What is required -> An exact copy of all the entries below is what this task needs.

=== Records for the task ===

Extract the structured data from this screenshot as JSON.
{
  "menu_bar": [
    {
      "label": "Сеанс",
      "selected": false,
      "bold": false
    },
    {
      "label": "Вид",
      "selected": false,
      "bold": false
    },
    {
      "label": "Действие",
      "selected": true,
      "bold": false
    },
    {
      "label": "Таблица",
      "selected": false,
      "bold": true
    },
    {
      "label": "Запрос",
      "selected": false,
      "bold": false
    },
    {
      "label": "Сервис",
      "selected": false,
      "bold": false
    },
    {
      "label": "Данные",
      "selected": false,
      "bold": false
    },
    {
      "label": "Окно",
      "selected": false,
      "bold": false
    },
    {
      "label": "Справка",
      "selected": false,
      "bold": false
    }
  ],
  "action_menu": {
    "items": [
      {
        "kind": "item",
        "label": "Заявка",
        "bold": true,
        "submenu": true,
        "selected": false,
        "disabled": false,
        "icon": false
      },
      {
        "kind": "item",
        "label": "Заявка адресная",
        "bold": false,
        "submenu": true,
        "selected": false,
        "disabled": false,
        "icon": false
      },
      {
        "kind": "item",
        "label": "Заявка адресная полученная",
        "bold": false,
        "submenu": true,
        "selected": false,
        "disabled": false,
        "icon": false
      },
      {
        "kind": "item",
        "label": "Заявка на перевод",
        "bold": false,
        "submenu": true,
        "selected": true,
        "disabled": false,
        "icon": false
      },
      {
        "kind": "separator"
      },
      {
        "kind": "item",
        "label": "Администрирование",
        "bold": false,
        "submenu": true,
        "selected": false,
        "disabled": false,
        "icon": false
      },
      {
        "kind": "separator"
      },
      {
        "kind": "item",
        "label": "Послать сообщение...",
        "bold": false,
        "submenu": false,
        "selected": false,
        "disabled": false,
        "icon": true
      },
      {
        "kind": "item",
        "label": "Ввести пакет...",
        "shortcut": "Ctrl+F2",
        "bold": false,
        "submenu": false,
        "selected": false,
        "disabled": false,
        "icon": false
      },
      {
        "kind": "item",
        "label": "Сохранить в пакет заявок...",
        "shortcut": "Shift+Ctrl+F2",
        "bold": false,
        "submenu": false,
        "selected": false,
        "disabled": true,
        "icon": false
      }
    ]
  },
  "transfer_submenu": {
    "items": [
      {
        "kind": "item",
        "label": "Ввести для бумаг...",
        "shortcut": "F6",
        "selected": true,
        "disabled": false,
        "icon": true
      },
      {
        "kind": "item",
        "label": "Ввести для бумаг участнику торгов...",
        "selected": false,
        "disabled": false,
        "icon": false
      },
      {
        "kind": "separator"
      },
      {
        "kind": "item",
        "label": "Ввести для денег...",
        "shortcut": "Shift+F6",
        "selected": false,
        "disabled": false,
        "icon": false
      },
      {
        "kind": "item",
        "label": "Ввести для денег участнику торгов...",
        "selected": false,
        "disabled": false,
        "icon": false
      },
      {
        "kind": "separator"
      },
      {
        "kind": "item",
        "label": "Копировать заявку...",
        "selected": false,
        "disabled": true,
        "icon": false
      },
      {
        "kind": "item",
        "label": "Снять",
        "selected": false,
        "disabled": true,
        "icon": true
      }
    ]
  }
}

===

Output ->
Extract the structured data from this screenshot as JSON.
{
  "menu_bar": [
    {
      "label": "Сеанс",
      "selected": false,
      "bold": false
    },
    {
      "label": "Вид",
      "selected": false,
      "bold": false
    },
    {
      "label": "Действие",
      "selected": true,
      "bold": false
    },
    {
      "label": "Таблица",
      "selected": false,
      "bold": true
    },
    {
      "label": "Запрос",
      "selected": false,
      "bold": false
    },
    {
      "label": "Сервис",
      "selected": false,
      "bold": false
    },
    {
      "label": "Данные",
      "selected": false,
      "bold": false
    },
    {
      "label": "Окно",
      "selected": false,
      "bold": false
    },
    {
      "label": "Справка",
      "selected": false,
      "bold": false
    }
  ],
  "action_menu": {
    "items": [
      {
        "kind": "item",
        "label": "Заявка",
        "bold": true,
        "submenu": true,
        "selected": false,
        "disabled": false,
        "icon": false
      },
      {
        "kind": "item",
        "label": "Заявка адресная",
        "bold": false,
        "submenu": true,
        "selected": false,
        "disabled": false,
        "icon": false
      },
      {
        "kind": "item",
        "label": "Заявка адресная полученная",
        "bold": false,
        "submenu": true,
        "selected": false,
        "disabled": false,
        "icon": false
      },
      {
        "kind": "item",
        "label": "Заявка на перевод",
        "bold": false,
        "submenu": true,
        "selected": true,
        "disabled": false,
        "icon": false
      },
      {
        "kind": "separator"
      },
      {
        "kind": "item",
        "label": "Администрирование",
        "bold": false,
        "submenu": true,
        "selected": false,
        "disabled": false,
        "icon": false
      },
      {
        "kind": "separator"
      },
      {
        "kind": "item",
        "label": "Послать сообщение...",
        "bold": false,
        "submenu": false,
        "selected": false,
        "disabled": false,
        "icon": true
      },
      {
        "kind": "item",
        "label": "Ввести пакет...",
        "shortcut": "Ctrl+F2",
        "bold": false,
        "submenu": false,
        "selected": false,
        "disabled": false,
        "icon": false
      },
      {
        "kind": "item",
        "label": "Сохранить в пакет заявок...",
        "shortcut": "Shift+Ctrl+F2",
        "bold": false,
        "submenu": false,
        "selected": false,
        "disabled": true,
        "icon": false
      }
    ]
  },
  "transfer_submenu": {
    "items": [
      {
        "kind": "item",
        "label": "Ввести для бумаг...",
        "shortcut": "F6",
        "selected": true,
        "disabled": false,
        "icon": true
      },
      {
        "kind": "item",
        "label": "Ввести для бумаг участнику торгов...",
        "selected": false,
        "disabled": false,
        "icon": false
      },
      {
        "kind": "separator"
      },
      {
        "kind": "item",
        "label": "Ввести для денег...",
        "shortcut": "Shift+F6",
        "selected": false,
        "disabled": false,
        "icon": false
      },
      {
        "kind": "item",
        "label": "Ввести для денег участнику торгов...",
        "selected": false,
        "disabled": false,
        "icon": false
      },
      {
        "kind": "separator"
      },
      {
        "kind": "item",
        "label": "Копировать заявку...",
        "selected": false,
        "disabled": true,
        "icon": false
      },
      {
        "kind": "item",
        "label": "Снять",
        "selected": false,
        "disabled": true,
        "icon": true
      }
    ]
  }
}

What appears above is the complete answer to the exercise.